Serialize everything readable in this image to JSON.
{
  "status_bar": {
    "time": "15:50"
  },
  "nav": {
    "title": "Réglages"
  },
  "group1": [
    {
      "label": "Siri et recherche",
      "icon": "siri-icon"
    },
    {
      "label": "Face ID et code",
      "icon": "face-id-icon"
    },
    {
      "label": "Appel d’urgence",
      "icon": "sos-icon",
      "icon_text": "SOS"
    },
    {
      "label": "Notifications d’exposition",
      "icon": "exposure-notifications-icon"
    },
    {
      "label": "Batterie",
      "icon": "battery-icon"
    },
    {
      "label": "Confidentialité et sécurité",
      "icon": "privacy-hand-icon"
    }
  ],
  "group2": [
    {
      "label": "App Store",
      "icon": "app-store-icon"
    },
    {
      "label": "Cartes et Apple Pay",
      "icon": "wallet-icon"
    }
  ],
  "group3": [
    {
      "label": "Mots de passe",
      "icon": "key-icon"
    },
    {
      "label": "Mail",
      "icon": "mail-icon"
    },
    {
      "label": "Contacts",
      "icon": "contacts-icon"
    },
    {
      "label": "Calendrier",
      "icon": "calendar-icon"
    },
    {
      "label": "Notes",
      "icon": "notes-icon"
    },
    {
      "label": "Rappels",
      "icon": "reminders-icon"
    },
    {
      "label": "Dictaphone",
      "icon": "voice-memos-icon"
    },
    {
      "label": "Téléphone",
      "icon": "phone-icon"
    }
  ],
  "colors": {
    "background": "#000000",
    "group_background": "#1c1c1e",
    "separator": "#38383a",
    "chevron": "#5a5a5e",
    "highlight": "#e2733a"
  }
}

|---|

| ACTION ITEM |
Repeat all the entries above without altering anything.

| RESPONSE TO THE TASK |
Serialize everything readable in this image to JSON.
{
  "status_bar": {
    "time": "15:50"
  },
  "nav": {
    "title": "Réglages"
  },
  "group1": [
    {
      "label": "Siri et recherche",
      "icon": "siri-icon"
    },
    {
      "label": "Face ID et code",
      "icon": "face-id-icon"
    },
    {
      "label": "Appel d’urgence",
      "icon": "sos-icon",
      "icon_text": "SOS"
    },
    {
      "label": "Notifications d’exposition",
      "icon": "exposure-notifications-icon"
    },
    {
      "label": "Batterie",
      "icon": "battery-icon"
    },
    {
      "label": "Confidentialité et sécurité",
      "icon": "privacy-hand-icon"
    }
  ],
  "group2": [
    {
      "label": "App Store",
      "icon": "app-store-icon"
    },
    {
      "label": "Cartes et Apple Pay",
      "icon": "wallet-icon"
    }
  ],
  "group3": [
    {
      "label": "Mots de passe",
      "icon": "key-icon"
    },
    {
      "label": "Mail",
      "icon": "mail-icon"
    },
    {
      "label": "Contacts",
      "icon": "contacts-icon"
    },
    {
      "label": "Calendrier",
      "icon": "calendar-icon"
    },
    {
      "label": "Notes",
      "icon": "notes-icon"
    },
    {
      "label": "Rappels",
      "icon": "reminders-icon"
    },
    {
      "label": "Dictaphone",
      "icon": "voice-memos-icon"
    },
    {
      "label": "Téléphone",
      "icon": "phone-icon"
    }
  ],
  "colors": {
    "background": "#000000",
    "group_background": "#1c1c1e",
    "separator": "#38383a",
    "chevron": "#5a5a5e",
    "highlight": "#e2733a"
  }
}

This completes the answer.